With Christmas quickly approaching the average consumer is being bombarded with a very tempting offer to buy now and pay no interest until later. This option allows you to have that 42" flat panel today with no worries until 2009. Sounds good, what's the catch.
My good friend found out the hard way what the catch was, and I think a lot of other consumers find themselves in the same situation when the loan comes due.
He and his wife bought a house and needed to furnish it. They did what many other people do, they bought their new furniture with no money down and no payments for a year. My friend is self-employed and could not make the payments on the due date, as a result he was charged the purchase interest (21.5%) on the entire purchase, that hurts. He is still making payments, only now he is paying interest on each one. He had every intention to put money away each month to pay the t.v. off on the due date, but like so many other people he did not.
This offer seems to good to be true, and it is. Retailers are offering free money (no interest) to purchase their products.

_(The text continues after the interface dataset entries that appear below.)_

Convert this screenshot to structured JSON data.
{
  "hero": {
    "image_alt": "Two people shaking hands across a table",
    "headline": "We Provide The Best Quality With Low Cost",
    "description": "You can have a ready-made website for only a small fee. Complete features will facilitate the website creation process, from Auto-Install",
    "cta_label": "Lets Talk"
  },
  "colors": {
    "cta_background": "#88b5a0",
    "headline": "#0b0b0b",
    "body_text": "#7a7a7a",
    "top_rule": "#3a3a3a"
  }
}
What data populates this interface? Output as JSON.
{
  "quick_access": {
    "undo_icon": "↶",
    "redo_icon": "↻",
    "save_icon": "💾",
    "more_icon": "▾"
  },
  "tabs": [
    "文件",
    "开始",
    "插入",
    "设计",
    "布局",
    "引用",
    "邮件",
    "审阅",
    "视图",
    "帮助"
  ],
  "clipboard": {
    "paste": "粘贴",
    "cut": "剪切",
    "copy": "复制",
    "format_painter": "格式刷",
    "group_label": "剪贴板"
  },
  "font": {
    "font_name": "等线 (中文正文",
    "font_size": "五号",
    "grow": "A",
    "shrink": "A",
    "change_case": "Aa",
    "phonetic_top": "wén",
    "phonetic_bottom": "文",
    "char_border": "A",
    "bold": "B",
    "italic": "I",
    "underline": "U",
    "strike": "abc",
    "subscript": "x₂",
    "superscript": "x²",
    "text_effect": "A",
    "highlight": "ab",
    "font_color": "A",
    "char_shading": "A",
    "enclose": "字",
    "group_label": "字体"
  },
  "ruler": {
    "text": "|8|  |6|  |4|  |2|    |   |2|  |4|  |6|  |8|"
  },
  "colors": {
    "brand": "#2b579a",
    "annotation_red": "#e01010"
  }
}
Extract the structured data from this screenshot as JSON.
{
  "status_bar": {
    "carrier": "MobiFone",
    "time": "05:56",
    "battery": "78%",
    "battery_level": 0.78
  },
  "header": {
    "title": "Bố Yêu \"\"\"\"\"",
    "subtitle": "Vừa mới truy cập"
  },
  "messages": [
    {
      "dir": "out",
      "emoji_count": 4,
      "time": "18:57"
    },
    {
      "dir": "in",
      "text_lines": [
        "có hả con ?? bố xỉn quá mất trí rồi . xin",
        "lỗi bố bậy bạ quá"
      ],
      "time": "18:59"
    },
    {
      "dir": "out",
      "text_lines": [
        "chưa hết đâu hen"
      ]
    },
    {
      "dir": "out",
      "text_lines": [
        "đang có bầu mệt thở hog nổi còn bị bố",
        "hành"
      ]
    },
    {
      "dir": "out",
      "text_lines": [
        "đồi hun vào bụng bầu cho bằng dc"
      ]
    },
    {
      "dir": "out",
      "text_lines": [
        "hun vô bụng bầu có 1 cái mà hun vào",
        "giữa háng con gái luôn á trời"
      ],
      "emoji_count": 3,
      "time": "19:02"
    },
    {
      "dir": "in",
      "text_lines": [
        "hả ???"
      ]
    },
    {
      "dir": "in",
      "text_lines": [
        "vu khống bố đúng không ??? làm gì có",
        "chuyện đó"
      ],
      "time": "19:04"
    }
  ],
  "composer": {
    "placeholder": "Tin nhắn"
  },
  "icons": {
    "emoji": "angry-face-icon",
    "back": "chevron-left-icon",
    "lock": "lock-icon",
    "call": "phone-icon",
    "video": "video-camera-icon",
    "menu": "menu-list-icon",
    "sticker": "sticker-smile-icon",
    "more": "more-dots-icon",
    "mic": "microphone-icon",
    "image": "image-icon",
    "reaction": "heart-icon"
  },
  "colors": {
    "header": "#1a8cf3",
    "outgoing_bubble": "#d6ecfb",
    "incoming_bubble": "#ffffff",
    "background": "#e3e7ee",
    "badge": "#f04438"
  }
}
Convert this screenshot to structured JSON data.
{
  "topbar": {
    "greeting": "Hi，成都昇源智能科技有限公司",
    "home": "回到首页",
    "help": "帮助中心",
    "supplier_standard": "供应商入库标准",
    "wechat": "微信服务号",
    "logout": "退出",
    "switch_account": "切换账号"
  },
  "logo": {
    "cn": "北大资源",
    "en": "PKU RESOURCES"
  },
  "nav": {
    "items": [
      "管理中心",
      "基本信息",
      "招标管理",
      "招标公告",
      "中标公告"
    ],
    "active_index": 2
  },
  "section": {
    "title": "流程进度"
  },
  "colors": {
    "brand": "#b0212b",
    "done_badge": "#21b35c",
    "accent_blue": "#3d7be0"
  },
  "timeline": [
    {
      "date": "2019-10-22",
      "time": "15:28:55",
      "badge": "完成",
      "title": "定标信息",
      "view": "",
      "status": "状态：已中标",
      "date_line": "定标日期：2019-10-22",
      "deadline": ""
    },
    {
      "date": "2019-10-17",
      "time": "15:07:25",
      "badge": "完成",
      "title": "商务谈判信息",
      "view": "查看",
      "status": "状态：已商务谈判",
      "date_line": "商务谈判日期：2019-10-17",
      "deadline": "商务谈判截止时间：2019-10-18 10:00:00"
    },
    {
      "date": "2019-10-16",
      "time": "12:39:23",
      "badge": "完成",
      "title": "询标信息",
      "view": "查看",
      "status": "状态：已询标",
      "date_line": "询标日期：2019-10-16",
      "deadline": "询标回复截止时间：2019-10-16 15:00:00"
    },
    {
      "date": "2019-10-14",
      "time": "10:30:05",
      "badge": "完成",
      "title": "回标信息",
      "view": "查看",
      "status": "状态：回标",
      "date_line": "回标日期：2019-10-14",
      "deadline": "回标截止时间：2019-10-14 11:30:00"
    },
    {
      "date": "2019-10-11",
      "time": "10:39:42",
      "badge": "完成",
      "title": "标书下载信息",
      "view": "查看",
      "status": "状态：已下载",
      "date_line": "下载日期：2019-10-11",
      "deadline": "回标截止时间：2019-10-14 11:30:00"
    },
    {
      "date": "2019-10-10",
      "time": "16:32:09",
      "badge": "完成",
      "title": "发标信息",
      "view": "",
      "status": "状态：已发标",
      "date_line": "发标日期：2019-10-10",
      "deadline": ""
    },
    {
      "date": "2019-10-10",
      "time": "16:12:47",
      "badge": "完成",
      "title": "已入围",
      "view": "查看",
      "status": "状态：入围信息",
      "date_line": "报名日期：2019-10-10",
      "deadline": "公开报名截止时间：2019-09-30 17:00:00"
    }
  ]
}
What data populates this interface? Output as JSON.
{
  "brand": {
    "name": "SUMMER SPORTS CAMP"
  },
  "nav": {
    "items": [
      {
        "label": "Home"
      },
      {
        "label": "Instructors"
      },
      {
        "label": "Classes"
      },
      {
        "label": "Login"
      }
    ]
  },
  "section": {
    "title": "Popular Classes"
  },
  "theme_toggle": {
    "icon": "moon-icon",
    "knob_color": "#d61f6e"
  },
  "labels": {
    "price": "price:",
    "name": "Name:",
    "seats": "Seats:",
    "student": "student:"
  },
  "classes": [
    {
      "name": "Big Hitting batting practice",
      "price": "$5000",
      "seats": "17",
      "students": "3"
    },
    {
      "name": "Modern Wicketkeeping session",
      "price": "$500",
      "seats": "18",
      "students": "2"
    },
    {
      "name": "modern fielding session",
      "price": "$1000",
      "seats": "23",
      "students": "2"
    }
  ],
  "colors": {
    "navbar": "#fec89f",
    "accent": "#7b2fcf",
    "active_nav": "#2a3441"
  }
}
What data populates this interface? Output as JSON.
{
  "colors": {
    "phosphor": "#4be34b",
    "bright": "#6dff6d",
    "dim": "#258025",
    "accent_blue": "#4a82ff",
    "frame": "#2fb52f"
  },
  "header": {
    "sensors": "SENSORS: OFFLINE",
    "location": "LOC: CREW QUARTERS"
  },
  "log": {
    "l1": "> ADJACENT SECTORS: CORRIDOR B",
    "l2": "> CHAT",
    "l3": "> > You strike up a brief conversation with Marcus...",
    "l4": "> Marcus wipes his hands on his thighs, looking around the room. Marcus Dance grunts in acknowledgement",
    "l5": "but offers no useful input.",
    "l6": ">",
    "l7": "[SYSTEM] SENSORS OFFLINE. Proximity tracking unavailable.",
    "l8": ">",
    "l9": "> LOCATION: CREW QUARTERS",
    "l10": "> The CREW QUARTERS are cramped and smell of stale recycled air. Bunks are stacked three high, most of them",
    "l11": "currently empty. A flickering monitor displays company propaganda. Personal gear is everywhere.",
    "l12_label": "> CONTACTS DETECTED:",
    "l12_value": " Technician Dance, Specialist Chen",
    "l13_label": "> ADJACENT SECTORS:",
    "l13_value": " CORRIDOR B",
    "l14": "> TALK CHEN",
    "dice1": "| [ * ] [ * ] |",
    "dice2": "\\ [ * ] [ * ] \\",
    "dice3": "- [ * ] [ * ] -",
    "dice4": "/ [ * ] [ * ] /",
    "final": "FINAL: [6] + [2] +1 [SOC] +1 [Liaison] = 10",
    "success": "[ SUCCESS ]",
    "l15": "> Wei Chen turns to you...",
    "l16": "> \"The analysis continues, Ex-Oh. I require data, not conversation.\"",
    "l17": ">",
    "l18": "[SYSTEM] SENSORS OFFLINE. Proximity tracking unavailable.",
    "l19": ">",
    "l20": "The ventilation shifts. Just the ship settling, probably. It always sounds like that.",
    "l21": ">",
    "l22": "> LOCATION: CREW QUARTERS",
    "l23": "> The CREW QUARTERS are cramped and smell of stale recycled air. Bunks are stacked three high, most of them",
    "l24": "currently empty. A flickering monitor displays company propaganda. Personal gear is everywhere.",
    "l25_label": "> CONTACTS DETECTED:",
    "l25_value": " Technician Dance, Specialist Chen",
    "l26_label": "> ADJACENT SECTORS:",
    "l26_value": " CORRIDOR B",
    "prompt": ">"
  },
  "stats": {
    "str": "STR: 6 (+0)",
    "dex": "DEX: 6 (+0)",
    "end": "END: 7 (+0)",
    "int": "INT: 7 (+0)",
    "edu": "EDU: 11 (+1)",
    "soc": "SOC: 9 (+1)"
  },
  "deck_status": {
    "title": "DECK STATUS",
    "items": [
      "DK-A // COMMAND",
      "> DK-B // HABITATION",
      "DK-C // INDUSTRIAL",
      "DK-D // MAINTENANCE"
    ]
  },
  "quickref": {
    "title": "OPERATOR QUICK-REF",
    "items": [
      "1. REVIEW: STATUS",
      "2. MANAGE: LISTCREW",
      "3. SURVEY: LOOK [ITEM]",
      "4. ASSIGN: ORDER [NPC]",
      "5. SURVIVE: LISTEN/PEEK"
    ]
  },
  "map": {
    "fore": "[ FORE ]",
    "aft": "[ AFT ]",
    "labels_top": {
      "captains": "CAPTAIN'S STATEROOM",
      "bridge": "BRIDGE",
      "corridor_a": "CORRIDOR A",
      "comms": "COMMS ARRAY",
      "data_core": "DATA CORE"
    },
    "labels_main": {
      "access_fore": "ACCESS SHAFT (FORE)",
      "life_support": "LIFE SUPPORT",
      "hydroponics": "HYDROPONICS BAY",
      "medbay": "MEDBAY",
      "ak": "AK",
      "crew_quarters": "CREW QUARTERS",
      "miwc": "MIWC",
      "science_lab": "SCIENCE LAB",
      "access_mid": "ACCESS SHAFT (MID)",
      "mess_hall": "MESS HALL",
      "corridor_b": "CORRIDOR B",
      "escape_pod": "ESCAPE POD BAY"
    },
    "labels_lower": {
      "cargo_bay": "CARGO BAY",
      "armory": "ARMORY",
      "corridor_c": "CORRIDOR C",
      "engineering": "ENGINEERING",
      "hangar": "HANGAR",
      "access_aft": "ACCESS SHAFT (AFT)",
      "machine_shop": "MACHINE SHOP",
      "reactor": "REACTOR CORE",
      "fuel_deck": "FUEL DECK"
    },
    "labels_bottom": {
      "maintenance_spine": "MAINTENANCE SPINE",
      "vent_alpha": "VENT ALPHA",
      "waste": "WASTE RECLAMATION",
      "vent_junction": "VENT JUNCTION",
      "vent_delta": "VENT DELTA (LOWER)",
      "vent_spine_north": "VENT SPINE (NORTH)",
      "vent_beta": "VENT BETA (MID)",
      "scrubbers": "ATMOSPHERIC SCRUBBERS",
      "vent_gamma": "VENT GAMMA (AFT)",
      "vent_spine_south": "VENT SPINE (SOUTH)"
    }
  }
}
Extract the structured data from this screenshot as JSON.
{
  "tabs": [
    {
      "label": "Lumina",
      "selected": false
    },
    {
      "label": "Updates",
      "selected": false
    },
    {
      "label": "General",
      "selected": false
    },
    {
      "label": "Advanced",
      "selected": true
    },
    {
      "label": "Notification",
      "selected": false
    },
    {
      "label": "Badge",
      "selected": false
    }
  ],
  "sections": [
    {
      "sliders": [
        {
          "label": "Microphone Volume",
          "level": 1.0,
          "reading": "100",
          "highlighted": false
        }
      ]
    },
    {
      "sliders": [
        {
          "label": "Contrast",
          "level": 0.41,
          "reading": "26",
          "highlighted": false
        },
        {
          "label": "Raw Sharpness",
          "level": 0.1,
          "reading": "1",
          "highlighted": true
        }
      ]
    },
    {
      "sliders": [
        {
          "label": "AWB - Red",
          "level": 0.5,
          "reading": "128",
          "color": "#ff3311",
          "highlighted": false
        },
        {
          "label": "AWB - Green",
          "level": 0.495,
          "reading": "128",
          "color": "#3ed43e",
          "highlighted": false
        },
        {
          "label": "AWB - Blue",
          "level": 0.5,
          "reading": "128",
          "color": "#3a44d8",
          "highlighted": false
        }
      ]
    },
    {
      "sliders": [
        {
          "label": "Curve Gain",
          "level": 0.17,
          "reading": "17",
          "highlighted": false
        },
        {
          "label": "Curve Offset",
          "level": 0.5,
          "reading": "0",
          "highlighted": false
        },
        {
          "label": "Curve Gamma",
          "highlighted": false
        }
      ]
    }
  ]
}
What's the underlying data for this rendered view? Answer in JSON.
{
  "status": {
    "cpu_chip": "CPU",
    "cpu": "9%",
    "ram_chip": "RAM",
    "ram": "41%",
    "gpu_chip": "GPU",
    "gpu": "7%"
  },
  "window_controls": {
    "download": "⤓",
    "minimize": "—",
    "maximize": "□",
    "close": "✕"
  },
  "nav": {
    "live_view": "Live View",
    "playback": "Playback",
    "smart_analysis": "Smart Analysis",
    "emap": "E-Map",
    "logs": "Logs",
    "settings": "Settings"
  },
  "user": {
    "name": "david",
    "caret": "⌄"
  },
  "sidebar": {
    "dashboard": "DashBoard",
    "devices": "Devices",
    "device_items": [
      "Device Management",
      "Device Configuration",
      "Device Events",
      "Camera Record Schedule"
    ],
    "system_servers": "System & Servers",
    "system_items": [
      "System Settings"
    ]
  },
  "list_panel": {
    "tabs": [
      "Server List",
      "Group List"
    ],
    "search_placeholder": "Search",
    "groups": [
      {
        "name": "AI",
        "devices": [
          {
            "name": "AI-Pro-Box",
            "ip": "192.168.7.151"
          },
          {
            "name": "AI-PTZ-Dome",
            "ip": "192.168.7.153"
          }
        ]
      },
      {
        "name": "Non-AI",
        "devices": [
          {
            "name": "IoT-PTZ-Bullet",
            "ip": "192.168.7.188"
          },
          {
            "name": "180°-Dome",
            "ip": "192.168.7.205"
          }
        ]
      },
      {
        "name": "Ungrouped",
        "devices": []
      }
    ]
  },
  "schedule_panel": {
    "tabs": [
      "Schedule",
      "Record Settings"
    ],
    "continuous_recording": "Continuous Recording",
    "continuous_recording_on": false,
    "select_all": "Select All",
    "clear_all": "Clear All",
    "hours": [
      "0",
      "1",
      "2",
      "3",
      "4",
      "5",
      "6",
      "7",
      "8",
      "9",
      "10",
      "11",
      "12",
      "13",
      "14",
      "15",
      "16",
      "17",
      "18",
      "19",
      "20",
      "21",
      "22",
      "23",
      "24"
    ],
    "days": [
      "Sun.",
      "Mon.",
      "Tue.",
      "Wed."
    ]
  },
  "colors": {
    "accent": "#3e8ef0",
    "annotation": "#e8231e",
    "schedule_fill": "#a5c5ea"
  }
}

They must know something that we do not, I think they know that we want "stuff" right away. They know that at the back end they will make money on extremely high interest rates because we will not be able to pay.
If you must buy nowand pay later I have a better strategy, one that does not require you to save. Instead, most offers of buy now pay later will give you the option to make equal monthly installments at 0% interest. Why not use the credit, with no interest. This works best if you already have the money saved in a high interest account. You can withdraw the monthly payments while making interest on the balance of the account. This way after two years of no interest payments the t.v. is yours free and clear.
We used this when we moved into our house and it worked out beautifully. New appliances for the kitchen @ 0% interest, and our savings remained in the bank earning us interest each month.
We all can agree that the best option is to enjoy what we already own, or pay cash for that big ticket purchase. But if we have the choice of no payments for a year or equal monthly installments over two years I think the later is the better option.